Copy out the lines below that hold the word "label".

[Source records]
= = =
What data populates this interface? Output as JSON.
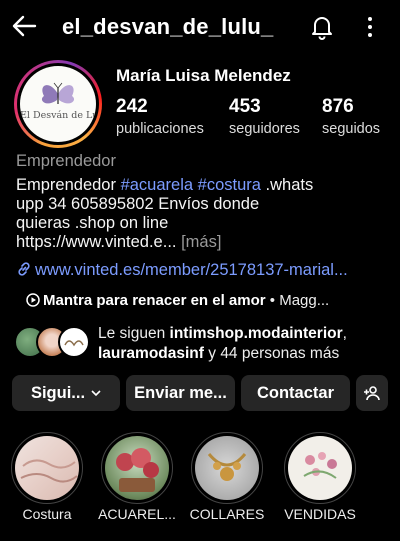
{
  "header": {
    "handle": "el_desvan_de_lulu_"
  },
  "profile": {
    "avatar_text": "El Desván de Lulú",
    "full_name": "María Luisa Melendez",
    "stats": [
      {
        "value": "242",
        "label": "publicaciones"
      },
      {
        "value": "453",
        "label": "seguidores"
      },
      {
        "value": "876",
        "label": "seguidos"
      }
    ],
    "category": "Emprendedor",
    "bio": {
      "line1_text": "Emprendedor ",
      "tag1": "#acuarela",
      "tag2": "#costura",
      "line1_tail": " .whats",
      "line2": "upp 34 605895802 Envíos donde",
      "line3": "quieras .shop on line",
      "line4": "https://www.vinted.e...",
      "more": "[más]"
    },
    "link": "www.vinted.es/member/25178137-marial...",
    "song": {
      "title": "Mantra para renacer en el amor",
      "artist": " • Magg..."
    },
    "followed_by": {
      "prefix": "Le siguen ",
      "user1": "intimshop.modainterior",
      "sep": ", ",
      "user2": "lauramodasinf",
      "suffix": " y 44 personas más"
    }
  },
  "actions": {
    "follow": "Sigui...",
    "message": "Enviar me...",
    "contact": "Contactar"
  },
  "highlights": [
    {
      "label": "Costura"
    },
    {
      "label": "ACUAREL..."
    },
    {
      "label": "COLLARES"
    },
    {
      "label": "VENDIDAS"
    }
  ],
  "colors": {
    "background": "#000000",
    "link": "#7c9cff",
    "button": "#262626"
  }
}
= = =
## WRITTEN SOLUTION
        "label": "publicaciones"
        "label": "seguidores"
        "label": "seguidos"
      "label": "Costura"
      "label": "ACUAREL..."
      "label": "COLLARES"
      "label": "VENDIDAS"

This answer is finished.